(ACTIVITY)
Only the pictures are to be left out; write out the rest of the data exactly.
(INPUT DATA begins)
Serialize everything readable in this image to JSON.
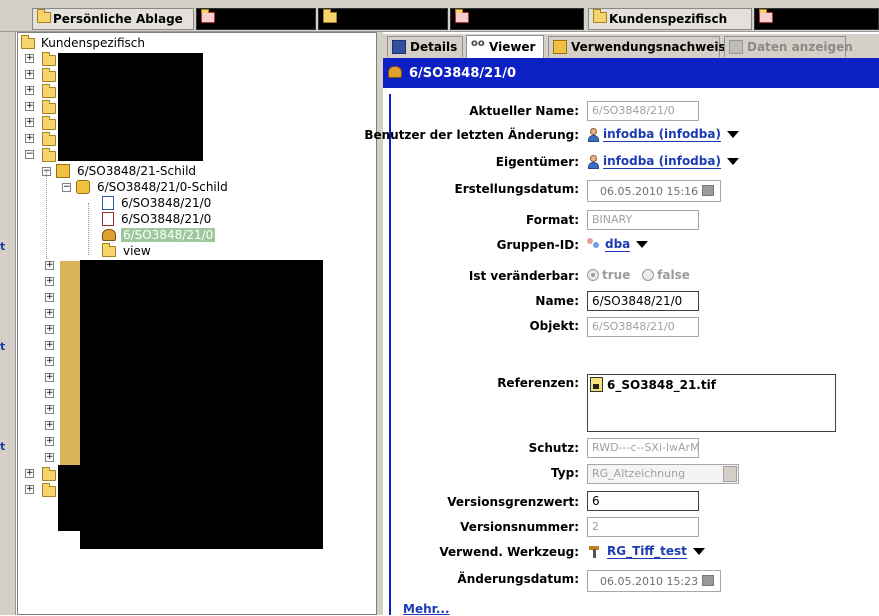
{
  "top_tabs": [
    {
      "label": "Persönliche Ablage",
      "active": false,
      "icon": "folder-icon"
    },
    {
      "label": "",
      "active": false,
      "icon": "folder-red-icon"
    },
    {
      "label": "",
      "active": false,
      "icon": "folder-icon"
    },
    {
      "label": "",
      "active": false,
      "icon": "folder-red-icon"
    },
    {
      "label": "Kundenspezifisch",
      "active": true,
      "icon": "folder-icon"
    },
    {
      "label": "",
      "active": false,
      "icon": "folder-red-icon"
    }
  ],
  "tree": {
    "root": "Kundenspezifisch",
    "nodes": [
      {
        "label": "6/SO3848/21-Schild",
        "icon": "item-icon"
      },
      {
        "label": "6/SO3848/21/0-Schild",
        "icon": "item-revision-icon"
      },
      {
        "label": "6/SO3848/21/0",
        "icon": "form-icon"
      },
      {
        "label": "6/SO3848/21/0",
        "icon": "drawing-icon"
      },
      {
        "label": "6/SO3848/21/0",
        "icon": "dataset-icon",
        "selected": true
      },
      {
        "label": "view",
        "icon": "view-icon"
      }
    ]
  },
  "right_tabs": [
    {
      "label": "Details",
      "icon": "details-icon"
    },
    {
      "label": "Viewer",
      "icon": "viewer-icon",
      "active": true
    },
    {
      "label": "Verwendungsnachweis",
      "icon": "where-used-icon"
    },
    {
      "label": "Daten anzeigen",
      "icon": "data-icon",
      "disabled": true
    }
  ],
  "title": "6/SO3848/21/0",
  "form": {
    "current_name_label": "Aktueller Name:",
    "current_name": "6/SO3848/21/0",
    "last_modified_user_label": "Benutzer der letzten Änderung:",
    "last_modified_user": "infodba (infodba)",
    "owner_label": "Eigentümer:",
    "owner": "infodba (infodba)",
    "creation_date_label": "Erstellungsdatum:",
    "creation_date": "06.05.2010 15:16",
    "format_label": "Format:",
    "format": "BINARY",
    "group_id_label": "Gruppen-ID:",
    "group_id": "dba",
    "modifiable_label": "Ist veränderbar:",
    "modifiable_true": "true",
    "modifiable_false": "false",
    "name_label": "Name:",
    "name": "6/SO3848/21/0",
    "object_label": "Objekt:",
    "object": "6/SO3848/21/0",
    "references_label": "Referenzen:",
    "reference": "6_SO3848_21.tif",
    "protection_label": "Schutz:",
    "protection": "RWD---c--SXi-lwArM",
    "type_label": "Typ:",
    "type": "RG_Altzeichnung",
    "revision_limit_label": "Versionsgrenzwert:",
    "revision_limit": "6",
    "version_number_label": "Versionsnummer:",
    "version_number": "2",
    "tool_label": "Verwend. Werkzeug:",
    "tool": "RG_Tiff_test",
    "modification_date_label": "Änderungsdatum:",
    "modification_date": "06.05.2010 15:23",
    "more_link": "Mehr..."
  },
  "sidebar_marks": [
    "t",
    "t",
    "t"
  ],
  "colors": {
    "title_bar": "#0c20c4",
    "link": "#1c3bb4",
    "selection": "#9cc89c"
  }
}
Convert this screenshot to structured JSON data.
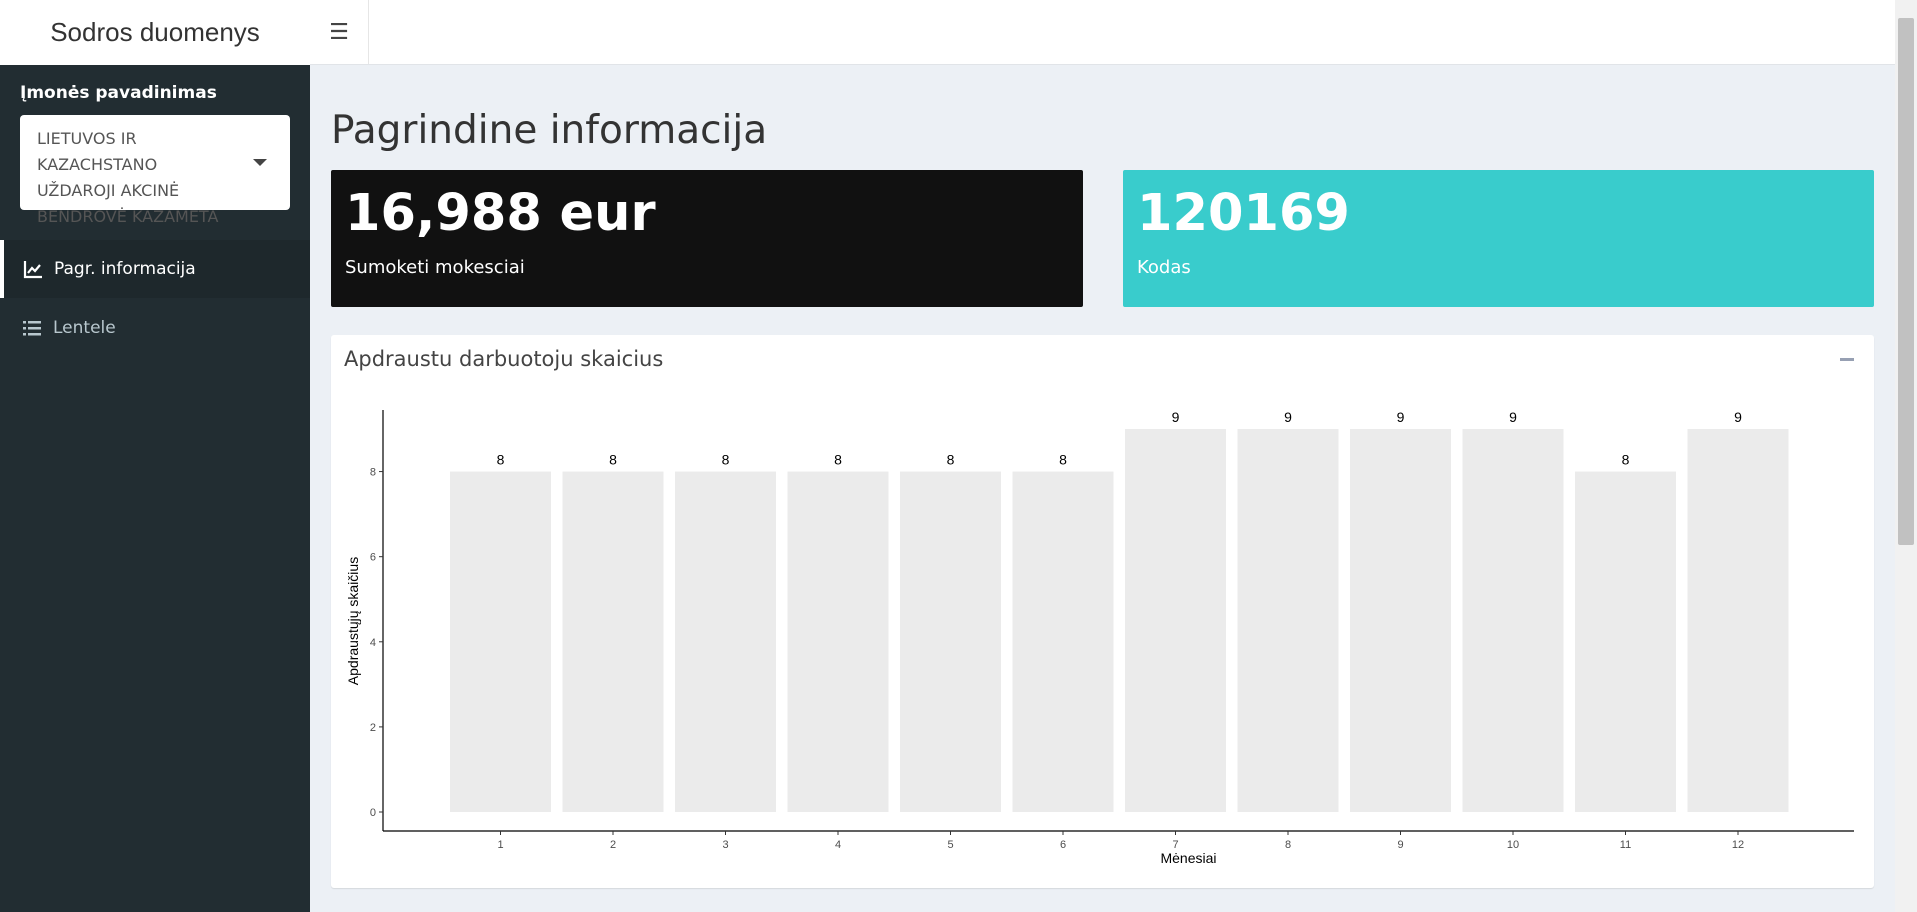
{
  "app": {
    "title": "Sodros duomenys"
  },
  "header": {
    "toggle_icon": "hamburger-icon"
  },
  "sidebar": {
    "company_label": "Įmonės pavadinimas",
    "company_select_value": "LIETUVOS IR KAZACHSTANO UŽDAROJI AKCINĖ BENDROVĖ KAZAMETA",
    "menu": [
      {
        "label": "Pagr. informacija",
        "icon": "line-chart-icon",
        "active": true
      },
      {
        "label": "Lentele",
        "icon": "list-icon",
        "active": false
      }
    ]
  },
  "main": {
    "title": "Pagrindine informacija",
    "value_boxes": [
      {
        "value": "16,988 eur",
        "subtitle": "Sumoketi mokesciai",
        "color": "#111111"
      },
      {
        "value": "120169",
        "subtitle": "Kodas",
        "color": "#39cccc"
      }
    ],
    "chart_box": {
      "title": "Apdraustu darbuotoju skaicius"
    }
  },
  "chart_data": {
    "type": "bar",
    "categories": [
      "1",
      "2",
      "3",
      "4",
      "5",
      "6",
      "7",
      "8",
      "9",
      "10",
      "11",
      "12"
    ],
    "values": [
      8,
      8,
      8,
      8,
      8,
      8,
      9,
      9,
      9,
      9,
      8,
      9
    ],
    "xlabel": "Mėnesiai",
    "ylabel": "Apdraustųjų skaičius",
    "yticks": [
      0,
      2,
      4,
      6,
      8
    ],
    "ylim": [
      0,
      9.4
    ],
    "bar_color": "#ebebeb",
    "data_labels": true,
    "grid": false
  }
}
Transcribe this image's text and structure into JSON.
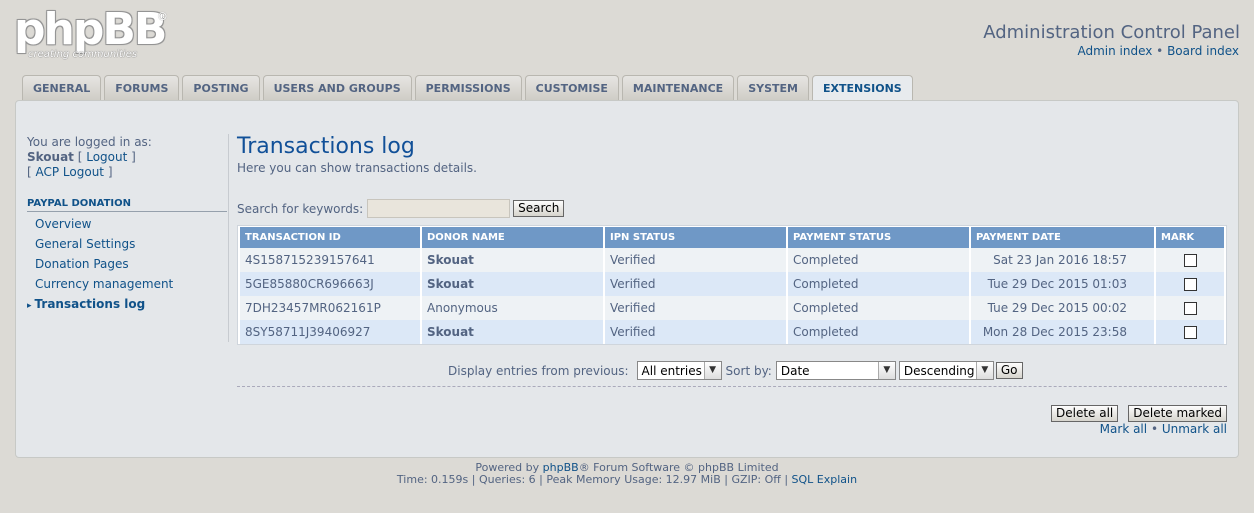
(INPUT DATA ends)
(ANSWER TO THIS TASK)
Serialize everything readable in this image to JSON.
{
  "top_tabs": [
    {
      "label": "Persönliche Ablage",
      "active": false,
      "icon": "folder-icon"
    },
    {
      "label": "",
      "active": false,
      "icon": "folder-red-icon"
    },
    {
      "label": "",
      "active": false,
      "icon": "folder-icon"
    },
    {
      "label": "",
      "active": false,
      "icon": "folder-red-icon"
    },
    {
      "label": "Kundenspezifisch",
      "active": true,
      "icon": "folder-icon"
    },
    {
      "label": "",
      "active": false,
      "icon": "folder-red-icon"
    }
  ],
  "tree": {
    "root": "Kundenspezifisch",
    "nodes": [
      {
        "label": "6/SO3848/21-Schild",
        "icon": "item-icon"
      },
      {
        "label": "6/SO3848/21/0-Schild",
        "icon": "item-revision-icon"
      },
      {
        "label": "6/SO3848/21/0",
        "icon": "form-icon"
      },
      {
        "label": "6/SO3848/21/0",
        "icon": "drawing-icon"
      },
      {
        "label": "6/SO3848/21/0",
        "icon": "dataset-icon",
        "selected": true
      },
      {
        "label": "view",
        "icon": "view-icon"
      }
    ]
  },
  "right_tabs": [
    {
      "label": "Details",
      "icon": "details-icon"
    },
    {
      "label": "Viewer",
      "icon": "viewer-icon",
      "active": true
    },
    {
      "label": "Verwendungsnachweis",
      "icon": "where-used-icon"
    },
    {
      "label": "Daten anzeigen",
      "icon": "data-icon",
      "disabled": true
    }
  ],
  "title": "6/SO3848/21/0",
  "form": {
    "current_name_label": "Aktueller Name:",
    "current_name": "6/SO3848/21/0",
    "last_modified_user_label": "Benutzer der letzten Änderung:",
    "last_modified_user": "infodba (infodba)",
    "owner_label": "Eigentümer:",
    "owner": "infodba (infodba)",
    "creation_date_label": "Erstellungsdatum:",
    "creation_date": "06.05.2010 15:16",
    "format_label": "Format:",
    "format": "BINARY",
    "group_id_label": "Gruppen-ID:",
    "group_id": "dba",
    "modifiable_label": "Ist veränderbar:",
    "modifiable_true": "true",
    "modifiable_false": "false",
    "name_label": "Name:",
    "name": "6/SO3848/21/0",
    "object_label": "Objekt:",
    "object": "6/SO3848/21/0",
    "references_label": "Referenzen:",
    "reference": "6_SO3848_21.tif",
    "protection_label": "Schutz:",
    "protection": "RWD---c--SXi-lwArM",
    "type_label": "Typ:",
    "type": "RG_Altzeichnung",
    "revision_limit_label": "Versionsgrenzwert:",
    "revision_limit": "6",
    "version_number_label": "Versionsnummer:",
    "version_number": "2",
    "tool_label": "Verwend. Werkzeug:",
    "tool": "RG_Tiff_test",
    "modification_date_label": "Änderungsdatum:",
    "modification_date": "06.05.2010 15:23",
    "more_link": "Mehr..."
  },
  "sidebar_marks": [
    "t",
    "t",
    "t"
  ],
  "colors": {
    "title_bar": "#0c20c4",
    "link": "#1c3bb4",
    "selection": "#9cc89c"
  }
}
Convert this screenshot to structured JSON data.
{
  "app": {
    "title": "Sodros duomenys"
  },
  "header": {
    "toggle_icon": "hamburger-icon"
  },
  "sidebar": {
    "company_label": "Įmonės pavadinimas",
    "company_select_value": "LIETUVOS IR KAZACHSTANO UŽDAROJI AKCINĖ BENDROVĖ KAZAMETA",
    "menu": [
      {
        "label": "Pagr. informacija",
        "icon": "line-chart-icon",
        "active": true
      },
      {
        "label": "Lentele",
        "icon": "list-icon",
        "active": false
      }
    ]
  },
  "main": {
    "title": "Pagrindine informacija",
    "value_boxes": [
      {
        "value": "16,988 eur",
        "subtitle": "Sumoketi mokesciai",
        "color": "#111111"
      },
      {
        "value": "120169",
        "subtitle": "Kodas",
        "color": "#39cccc"
      }
    ],
    "chart_box": {
      "title": "Apdraustu darbuotoju skaicius"
    }
  },
  "chart_data": {
    "type": "bar",
    "categories": [
      "1",
      "2",
      "3",
      "4",
      "5",
      "6",
      "7",
      "8",
      "9",
      "10",
      "11",
      "12"
    ],
    "values": [
      8,
      8,
      8,
      8,
      8,
      8,
      9,
      9,
      9,
      9,
      8,
      9
    ],
    "xlabel": "Mėnesiai",
    "ylabel": "Apdraustųjų skaičius",
    "yticks": [
      0,
      2,
      4,
      6,
      8
    ],
    "ylim": [
      0,
      9.4
    ],
    "bar_color": "#ebebeb",
    "data_labels": true,
    "grid": false
  }
}
Transcribe this image's text and structure into JSON.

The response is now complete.